Perisher Course

Image Credit: | Above: A stock image of a submarine's periscope

The Royal Navy's training course for prospective Submarine Commanding Officers is recognised as one of the most intense military training schemes anywhere in the world. Candidates chosen for the course have at this point reached the highest position possible before taking command.

So it's a great honour to be selected, but also quite a risk, because this is a do or die course. Pass the course and you go straight on to take a command role, starting with an XO or Executive Officer job, second in command to the CO (Commanding Officer) and very much in command when the boss is off shift. Most will go from there to becoming fully fledged COs. But if you fail, your entire submarine career is over and you'll never again serve on a nuclear submarine – the Submarine Service doesn't want Perisher failures on its boats!


Originally known as Perisher, the name came from the frequent use of periscopes, but the course retains its nickname because of its sheer difficulty, the high standards expected and the failure rate of individuals. Early in the history of submarines a member of the British referred to their use as Underhand, unfair and damned un-English (Admiral Sir Arthur Wilson, 1901). But as it became clear how brutally effective they could be, the Royal Navy embraced this new technology and in 1917 began the Perisher Course to train submarine commanders. Over its history this brutal course has had a 25% failure rate.

Since 1995, as the Royal Navy phased out diesel-electric submarines, the course has been run to train commanders for nuclear powered submarines. The course has become famous worldwide and many other nations now operate their own versions of Perisher.

The Course

The course runs for five months either once or twice each year.

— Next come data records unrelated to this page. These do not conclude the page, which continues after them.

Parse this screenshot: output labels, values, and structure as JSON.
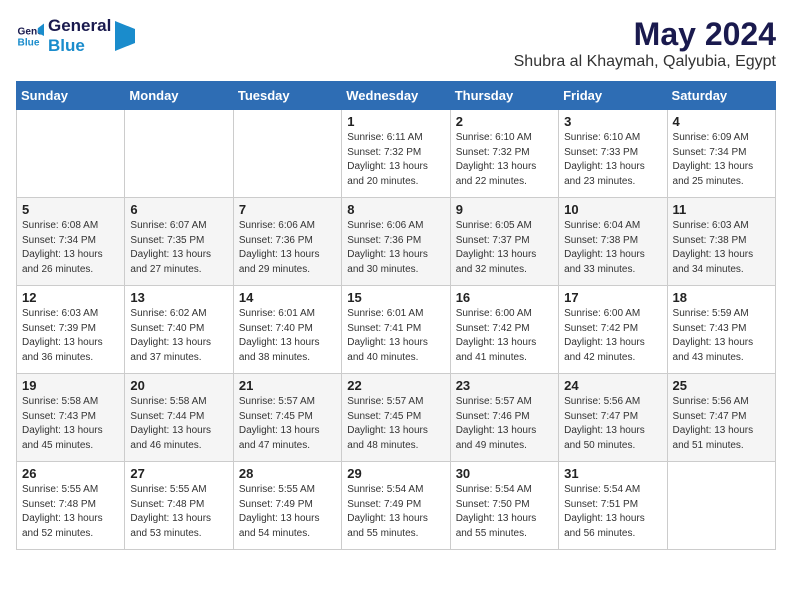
{
  "header": {
    "logo_line1": "General",
    "logo_line2": "Blue",
    "month": "May 2024",
    "location": "Shubra al Khaymah, Qalyubia, Egypt"
  },
  "weekdays": [
    "Sunday",
    "Monday",
    "Tuesday",
    "Wednesday",
    "Thursday",
    "Friday",
    "Saturday"
  ],
  "weeks": [
    [
      {
        "day": "",
        "info": ""
      },
      {
        "day": "",
        "info": ""
      },
      {
        "day": "",
        "info": ""
      },
      {
        "day": "1",
        "info": "Sunrise: 6:11 AM\nSunset: 7:32 PM\nDaylight: 13 hours\nand 20 minutes."
      },
      {
        "day": "2",
        "info": "Sunrise: 6:10 AM\nSunset: 7:32 PM\nDaylight: 13 hours\nand 22 minutes."
      },
      {
        "day": "3",
        "info": "Sunrise: 6:10 AM\nSunset: 7:33 PM\nDaylight: 13 hours\nand 23 minutes."
      },
      {
        "day": "4",
        "info": "Sunrise: 6:09 AM\nSunset: 7:34 PM\nDaylight: 13 hours\nand 25 minutes."
      }
    ],
    [
      {
        "day": "5",
        "info": "Sunrise: 6:08 AM\nSunset: 7:34 PM\nDaylight: 13 hours\nand 26 minutes."
      },
      {
        "day": "6",
        "info": "Sunrise: 6:07 AM\nSunset: 7:35 PM\nDaylight: 13 hours\nand 27 minutes."
      },
      {
        "day": "7",
        "info": "Sunrise: 6:06 AM\nSunset: 7:36 PM\nDaylight: 13 hours\nand 29 minutes."
      },
      {
        "day": "8",
        "info": "Sunrise: 6:06 AM\nSunset: 7:36 PM\nDaylight: 13 hours\nand 30 minutes."
      },
      {
        "day": "9",
        "info": "Sunrise: 6:05 AM\nSunset: 7:37 PM\nDaylight: 13 hours\nand 32 minutes."
      },
      {
        "day": "10",
        "info": "Sunrise: 6:04 AM\nSunset: 7:38 PM\nDaylight: 13 hours\nand 33 minutes."
      },
      {
        "day": "11",
        "info": "Sunrise: 6:03 AM\nSunset: 7:38 PM\nDaylight: 13 hours\nand 34 minutes."
      }
    ],
    [
      {
        "day": "12",
        "info": "Sunrise: 6:03 AM\nSunset: 7:39 PM\nDaylight: 13 hours\nand 36 minutes."
      },
      {
        "day": "13",
        "info": "Sunrise: 6:02 AM\nSunset: 7:40 PM\nDaylight: 13 hours\nand 37 minutes."
      },
      {
        "day": "14",
        "info": "Sunrise: 6:01 AM\nSunset: 7:40 PM\nDaylight: 13 hours\nand 38 minutes."
      },
      {
        "day": "15",
        "info": "Sunrise: 6:01 AM\nSunset: 7:41 PM\nDaylight: 13 hours\nand 40 minutes."
      },
      {
        "day": "16",
        "info": "Sunrise: 6:00 AM\nSunset: 7:42 PM\nDaylight: 13 hours\nand 41 minutes."
      },
      {
        "day": "17",
        "info": "Sunrise: 6:00 AM\nSunset: 7:42 PM\nDaylight: 13 hours\nand 42 minutes."
      },
      {
        "day": "18",
        "info": "Sunrise: 5:59 AM\nSunset: 7:43 PM\nDaylight: 13 hours\nand 43 minutes."
      }
    ],
    [
      {
        "day": "19",
        "info": "Sunrise: 5:58 AM\nSunset: 7:43 PM\nDaylight: 13 hours\nand 45 minutes."
      },
      {
        "day": "20",
        "info": "Sunrise: 5:58 AM\nSunset: 7:44 PM\nDaylight: 13 hours\nand 46 minutes."
      },
      {
        "day": "21",
        "info": "Sunrise: 5:57 AM\nSunset: 7:45 PM\nDaylight: 13 hours\nand 47 minutes."
      },
      {
        "day": "22",
        "info": "Sunrise: 5:57 AM\nSunset: 7:45 PM\nDaylight: 13 hours\nand 48 minutes."
      },
      {
        "day": "23",
        "info": "Sunrise: 5:57 AM\nSunset: 7:46 PM\nDaylight: 13 hours\nand 49 minutes."
      },
      {
        "day": "24",
        "info": "Sunrise: 5:56 AM\nSunset: 7:47 PM\nDaylight: 13 hours\nand 50 minutes."
      },
      {
        "day": "25",
        "info": "Sunrise: 5:56 AM\nSunset: 7:47 PM\nDaylight: 13 hours\nand 51 minutes."
      }
    ],
    [
      {
        "day": "26",
        "info": "Sunrise: 5:55 AM\nSunset: 7:48 PM\nDaylight: 13 hours\nand 52 minutes."
      },
      {
        "day": "27",
        "info": "Sunrise: 5:55 AM\nSunset: 7:48 PM\nDaylight: 13 hours\nand 53 minutes."
      },
      {
        "day": "28",
        "info": "Sunrise: 5:55 AM\nSunset: 7:49 PM\nDaylight: 13 hours\nand 54 minutes."
      },
      {
        "day": "29",
        "info": "Sunrise: 5:54 AM\nSunset: 7:49 PM\nDaylight: 13 hours\nand 55 minutes."
      },
      {
        "day": "30",
        "info": "Sunrise: 5:54 AM\nSunset: 7:50 PM\nDaylight: 13 hours\nand 55 minutes."
      },
      {
        "day": "31",
        "info": "Sunrise: 5:54 AM\nSunset: 7:51 PM\nDaylight: 13 hours\nand 56 minutes."
      },
      {
        "day": "",
        "info": ""
      }
    ]
  ]
}
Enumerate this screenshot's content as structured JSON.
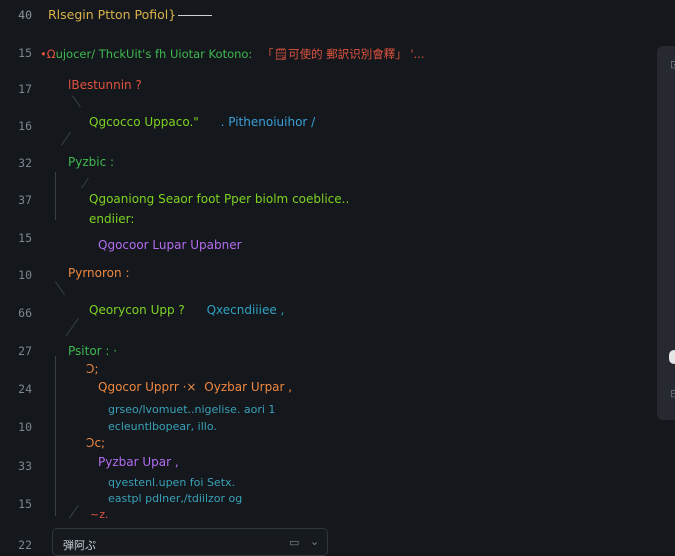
{
  "gutter": {
    "line_numbers": [
      "40",
      "15",
      "17",
      "16",
      "32",
      "37",
      "15",
      "10",
      "66",
      "27",
      "24",
      "10",
      "33",
      "15",
      "22"
    ]
  },
  "header": {
    "title": "Rlsegin Ptton Pofiol}"
  },
  "lines": {
    "l1_prefix": "•Ω",
    "l1_main": "ujocer/ ThckUit's fh Uiotar Kotono:",
    "l1_cjk": "「🗒可使的 郵訳识別會釋」",
    "l1_tail": "'...",
    "l2": "lBestunnin ?",
    "l3_a": "Qgcocco Uppaco.\"",
    "l3_b": ". Pithenoiuihor /",
    "l4": "Pyzbic :",
    "l5": "Qgoaniong Seaor foot Pper biolm coeblice..",
    "l6": "endiier:",
    "l7": "Qgocoor Lupar Upabner",
    "l8": "Pyrnoron :",
    "l9_a": "Qeorycon Upp ?",
    "l9_b": "Qxecndiiiee ,",
    "l10": "Psitor : ·",
    "l11": "Ɔ;",
    "l12_a": "Qgocor Upprr ·×",
    "l12_b": "Oyzbar Urpar ,",
    "l13": "grseo/lvomuet..nigelise. aori 1",
    "l14": "ecleuntlbopear, illo.",
    "l15": "Ɔc;",
    "l16": "Pyzbar Upar ,",
    "l17": "qyestenl.upen foi Setx.",
    "l18": "eastpl pdlner,/tdiilzor og",
    "l19": "~z."
  },
  "bottombar": {
    "label": "弾阿ぷ",
    "icon1": "square-icon",
    "icon2": "chevron-down-icon"
  },
  "minimap": {
    "glyph_top": "⊡",
    "glyph_bottom": "⊟"
  },
  "colors": {
    "background": "#14171c",
    "line_number": "#7d8590",
    "yellow": "#d9b24a",
    "green": "#7ed321",
    "red": "#e0533f",
    "orange": "#f0883e",
    "blue": "#39a0d8",
    "purple": "#b26cf0"
  }
}
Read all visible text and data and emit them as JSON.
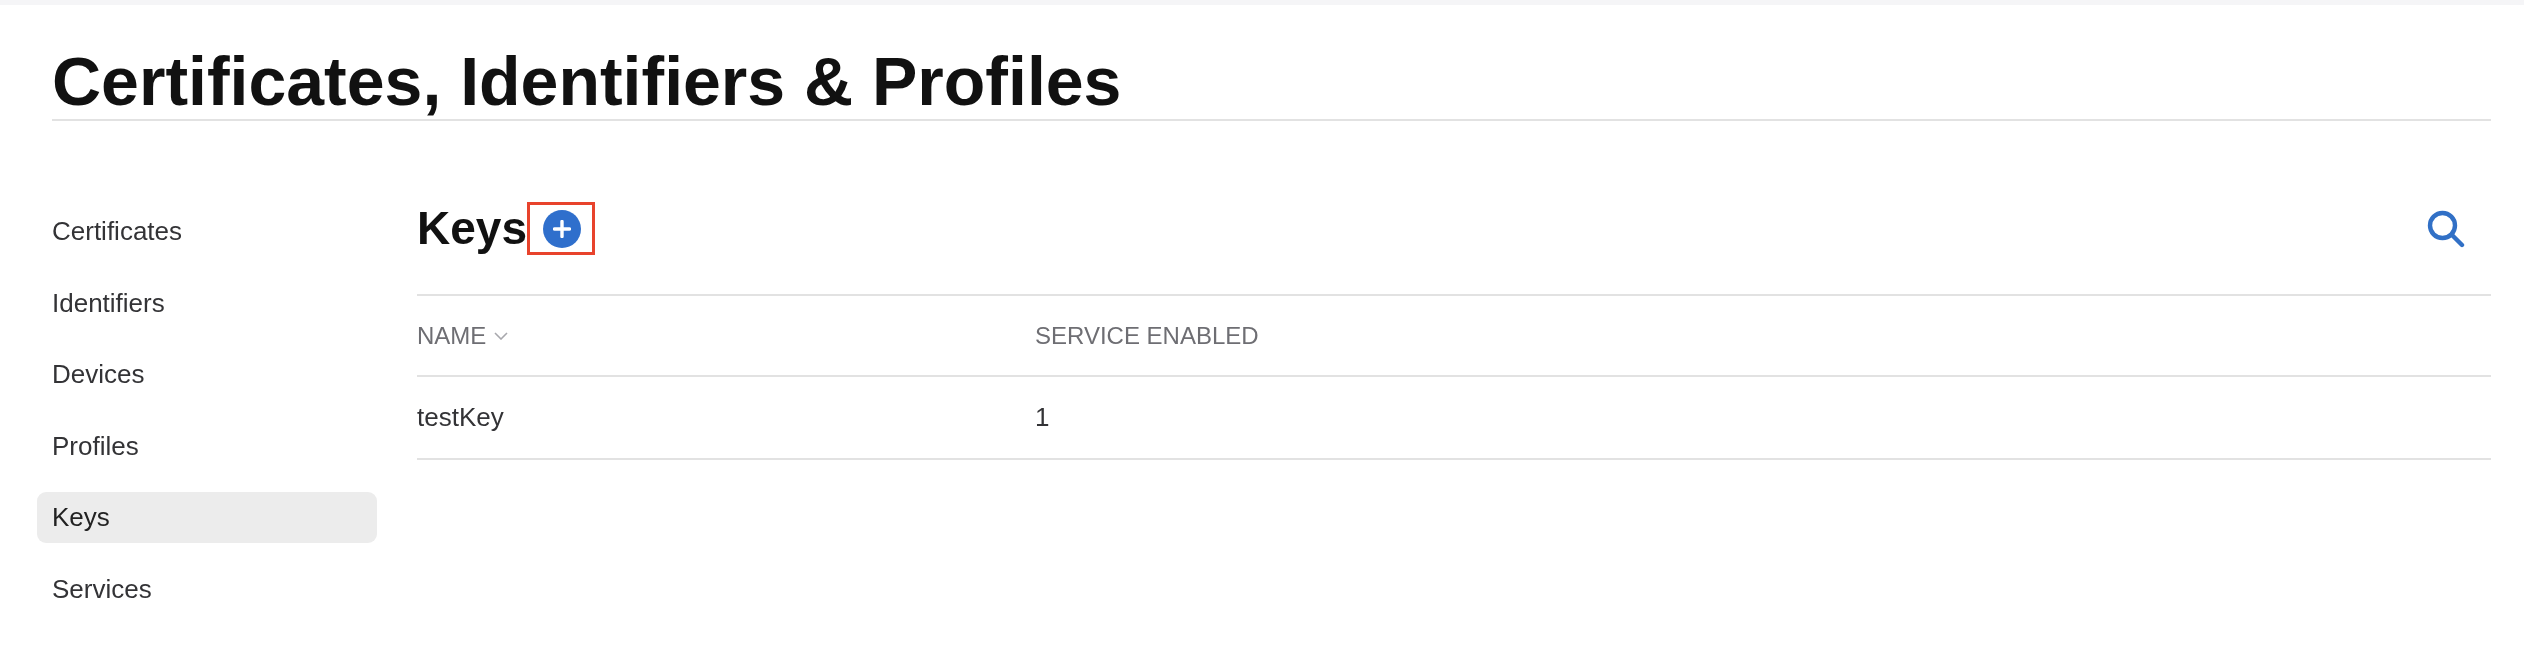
{
  "page": {
    "title": "Certificates, Identifiers & Profiles"
  },
  "sidebar": {
    "items": [
      {
        "label": "Certificates",
        "selected": false
      },
      {
        "label": "Identifiers",
        "selected": false
      },
      {
        "label": "Devices",
        "selected": false
      },
      {
        "label": "Profiles",
        "selected": false
      },
      {
        "label": "Keys",
        "selected": true
      },
      {
        "label": "Services",
        "selected": false
      }
    ]
  },
  "section": {
    "title": "Keys",
    "add_button": {
      "highlighted": true
    }
  },
  "table": {
    "columns": [
      {
        "label": "NAME",
        "sorted": true
      },
      {
        "label": "SERVICE ENABLED",
        "sorted": false
      }
    ],
    "rows": [
      {
        "cells": [
          "testKey",
          "1"
        ]
      }
    ]
  }
}
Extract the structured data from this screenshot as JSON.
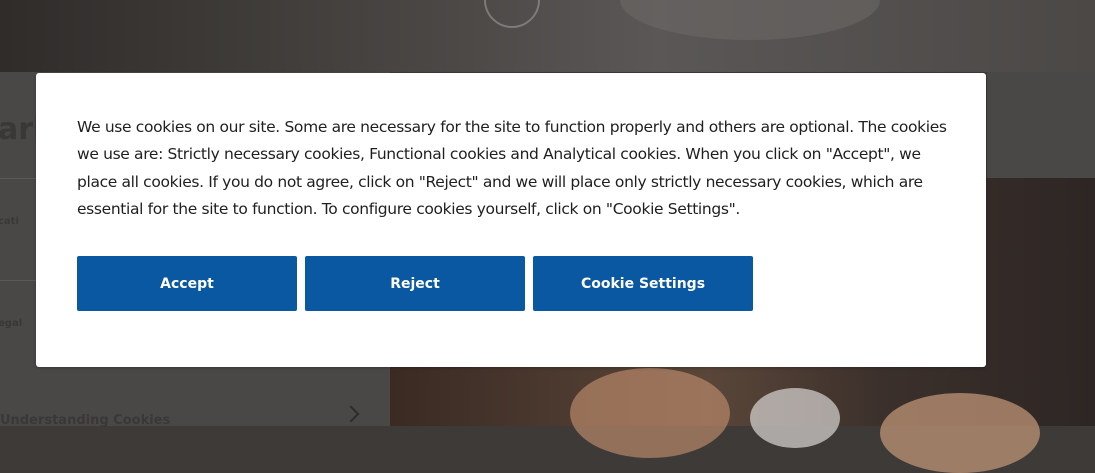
{
  "cookie_banner": {
    "message": "We use cookies on our site. Some are necessary for the site to function properly and others are optional. The cookies we use are: Strictly necessary cookies, Functional cookies and Analytical cookies. When you click on \"Accept\", we place all cookies. If you do not agree, click on \"Reject\" and we will place only strictly necessary cookies, which are essential for the site to function. To configure cookies yourself, click on \"Cookie Settings\".",
    "buttons": {
      "accept": "Accept",
      "reject": "Reject",
      "settings": "Cookie Settings"
    }
  },
  "colors": {
    "button_background": "#0a57a2",
    "button_text": "#ffffff",
    "overlay": "#3d3a38"
  }
}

The first four months mainly consist of classroom and simulator training. In the simulator, working with a team of experienced submariners the students must learn to deal with any possible scenario they may face at sea. It's rare for a student to fail at this stage. In the final four week sea phase it really becomes do or die. Around the clock, day and night, the students take turns commanding a real nuclear submarine under their teacher's watchful eye.

The Teachers are always chosen from the Royal Navy's best and most experienced commanding officers. There are the instructor and mentor but also the man with almost sole discretion to pass or fail. During the constant, often hair raising exercises, Teacher will only intervene if he sees real danger to the submarine and its crew or other vessels. But the course is so intense, and the dangers of things going wrong so real, that these interventions can be regular occurrences.

The students are repeatedly expected to make accurate split second decisions in high stress situations. Day and night exercise attacks by ships, aircraft and other submarines all add to the pressure. Above all, they must keep the submarine safe and use cunning to defeat their adversaries. The challenges are sometimes daunting.

Walking the Gangplank… Perisher's tradition for handling an unsuccessful student is not to make him aware of his failure until the last possible moment. The unfortunate student leaves the submarine immediately and his entire underwater career is over.

To the Winners the Spoils… If they haven't already been asked to leave, the remaining trainees don't know if they've passed or failed until the very last day at sea. For those that pass, the reward is command of a nuclear powered submarine they can call their own.

So why does the Navy spend millions of pounds to run this extraordinary course each year, knowing that at best only four are likely to make it through? It's because they reckon this is the toughest, most important job in the whole armed services.